The Ugly American Quagmire by John Harnish
I’m sure you’ve noticed that in opposing political issues, the various sides are quick to evoke their beliefs that what was written in the formation of the United States must have been intended by the founding fathers specifically to support their pointed viewpoints. Citing favorable constitutional writings and lawful rulings, they lay a contrived foundation to build their arguments.
At times the thrusts of the arguments are so tangled up in knots that the nine Supremes have the horrific task of sorting things out and deciding what’s what with what was originally written back then. Inevitably the dratful drafters of the Constitution are blamed for the vagueness in their confounding words.

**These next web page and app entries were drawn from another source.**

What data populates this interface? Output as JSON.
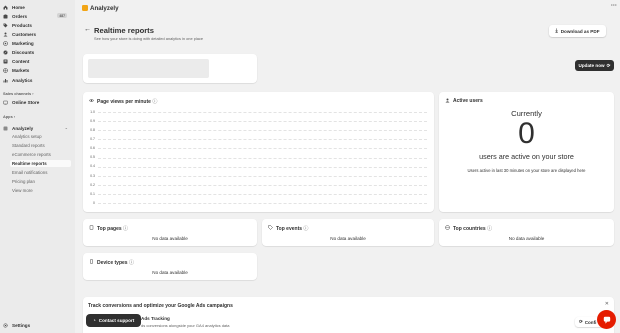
{
  "app": {
    "name": "Analyzely",
    "more_label": "···"
  },
  "sidebar": {
    "items": [
      {
        "label": "Home",
        "icon": "home-icon"
      },
      {
        "label": "Orders",
        "icon": "orders-icon",
        "badge": "487"
      },
      {
        "label": "Products",
        "icon": "tag-icon"
      },
      {
        "label": "Customers",
        "icon": "person-icon"
      },
      {
        "label": "Marketing",
        "icon": "target-icon"
      },
      {
        "label": "Discounts",
        "icon": "discount-icon"
      },
      {
        "label": "Content",
        "icon": "content-icon"
      },
      {
        "label": "Markets",
        "icon": "globe-icon"
      },
      {
        "label": "Analytics",
        "icon": "bar-chart-icon"
      }
    ],
    "sales_channels_label": "Sales channels",
    "online_store_label": "Online Store",
    "apps_label": "Apps",
    "app_name": "Analyzely",
    "sub_items": [
      "Analytics setup",
      "Standard reports",
      "eCommerce reports",
      "Realtime reports",
      "Email notifications",
      "Pricing plan",
      "View more"
    ],
    "settings_label": "Settings"
  },
  "page": {
    "title": "Realtime reports",
    "subtitle": "See how your store is doing with detailed analytics in one place",
    "download_label": "Download as PDF",
    "update_label": "Update now"
  },
  "page_views": {
    "title": "Page views per minute",
    "y_ticks": [
      "1.0",
      "0.9",
      "0.8",
      "0.7",
      "0.6",
      "0.5",
      "0.4",
      "0.3",
      "0.2",
      "0.1",
      "0"
    ]
  },
  "active_users": {
    "title": "Active users",
    "currently_label": "Currently",
    "count": "0",
    "users_text": "users are active on your store",
    "note": "Users active in last 30 minutes on your store are displayed here"
  },
  "cards": {
    "top_pages": "Top pages",
    "top_events": "Top events",
    "top_countries": "Top countries",
    "device_types": "Device types",
    "no_data": "No data available"
  },
  "ads_banner": {
    "title": "Track conversions and optimize your Google Ads campaigns",
    "row_title": "Ads Tracking",
    "row_desc": "ds conversions alongside your GA4 analytics data",
    "config_label": "Confi"
  },
  "contact_support_label": "Contact support",
  "colors": {
    "accent": "#303030",
    "chat": "#e51c00",
    "logo": "#f2a516"
  }
}
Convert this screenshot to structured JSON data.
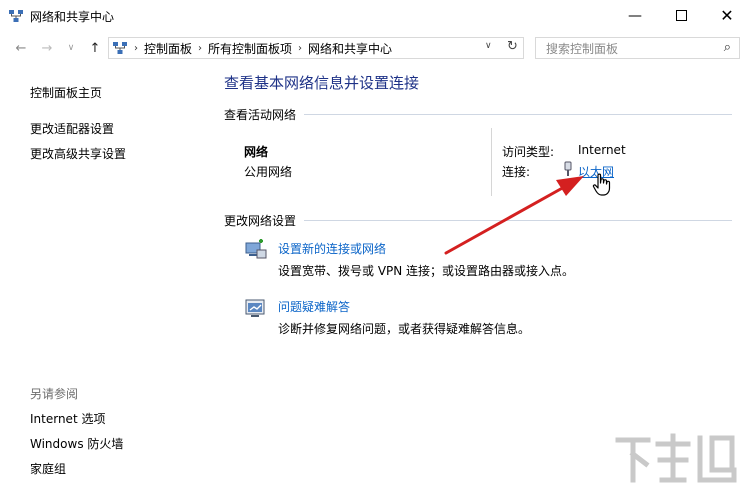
{
  "window": {
    "title": "网络和共享中心"
  },
  "address": {
    "crumbs": [
      "控制面板",
      "所有控制面板项",
      "网络和共享中心"
    ],
    "search_placeholder": "搜索控制面板"
  },
  "sidebar": {
    "home": "控制面板主页",
    "items": [
      "更改适配器设置",
      "更改高级共享设置"
    ],
    "see_also_title": "另请参阅",
    "see_also": [
      "Internet 选项",
      "Windows 防火墙",
      "家庭组"
    ]
  },
  "main": {
    "title": "查看基本网络信息并设置连接",
    "active_section": "查看活动网络",
    "network_name": "网络",
    "network_type": "公用网络",
    "access_type_label": "访问类型:",
    "access_type_value": "Internet",
    "connection_label": "连接:",
    "connection_value": "以太网",
    "change_section": "更改网络设置",
    "tasks": [
      {
        "title": "设置新的连接或网络",
        "desc": "设置宽带、拨号或 VPN 连接；或设置路由器或接入点。"
      },
      {
        "title": "问题疑难解答",
        "desc": "诊断并修复网络问题，或者获得疑难解答信息。"
      }
    ]
  },
  "colors": {
    "link": "#0a64c8",
    "title": "#1e3287",
    "arrow": "#d42020"
  },
  "watermark": {
    "text": "下载吧"
  }
}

At the stroke of midnight on the eve of the 113th Congress to be sworn into their elected offices, the patriotic spirits of Benjamin Franklin and Thomas Jefferson manifest as energized forms at the US Capitol Building. Naturally, these supernatural visitors engage in a conversation about the current dismal state of the nation and its consuming quagmire that an overwhelming number of citizens have fallen into and can’t get out…
*I received a review copy from the author
John Harnish is known for his humor and his way of pushing the envelope, as seen with his self-published “The Immortalization of Fuck” in 1972.
One of his more recent books, The Ugly American Quagmire, fits this style. The whole 160 pages is basically dialogue between Benjamin Franklin and Thomas Jefferson. Harnish, who is a descendant of Ben Franklin, has written a piece of fiction showing what he speculates the founding fathers would think of the state of the U.S. today.
There is humor, such as when the two men are discussing the second amendment:
“The second amendment sure became an over controlling can of worms wiggling into a yucky mess over the individual’s right to bear arms issue—”
“See Thomas, I told you we should have specifically listed the acceptable types of arms private citizens can own, and we should have kept in that part you struck out prohibiting civilians from owning fifty-pound cannons for home protection. Blasting an intruder with a cannon ball at close range might be a bit of overkill.”
I think this book pushes the envelope in its own ways, as well. First, it’s a great example of how self-publishing gives author control. Off the top of my head, I can’t think of any other book that is written entirely in dialogue.
Second, it’s a creative way to show what the founding fathers might think of the modern world. I like that it gives a brief overview of the history of the country between its birth and now, as well as some not as well known details.
Third, Harnish had free reign to write about issues he cares about. The chapter that interested me most was Chapter 18, which is about the changes in the publishing industry. It covers how chain bookstores and then Amazon shifted the industry, and how new technologies have allowed indie authors to flourish. There is also an overview of the DoJ suing Apple and five publishers for colluding on e-book prices.
I found that at times having just dialogue felt a bit much, but Harnish did a great job of covering such a wide variety of topics in a short amount of space. Sometimes I lost track of who said what, but both characters mostly agreed on the issues so in the end it didn’t really matter who was speaking.
The way the book ended was clever:
In an instant of twinkling sparkles they were gone, as the approaching dawn started to claim the sky of a new day. To answer Ben Franklin’s question at the birth of our nation centuries ago, the sun is rising on the United States of America.
At Independence Hall in Philadelphia, George Washington sat in a chair with a sun on top during the summer of the Federal Convention sessions, which led to the creation of the Constitution. At the end of the session, Franklin reportedly said, “I have often looked at that behind the president without being able to tell whether it was rising or setting. But now I… know that it is a rising…sun.
I think in the future Harnish could easily add on to this book with major events from 2013, or even update it yearly. It could be an interesting experiment.
Genre: Political Fiction
Published: February 2013, ~160 pages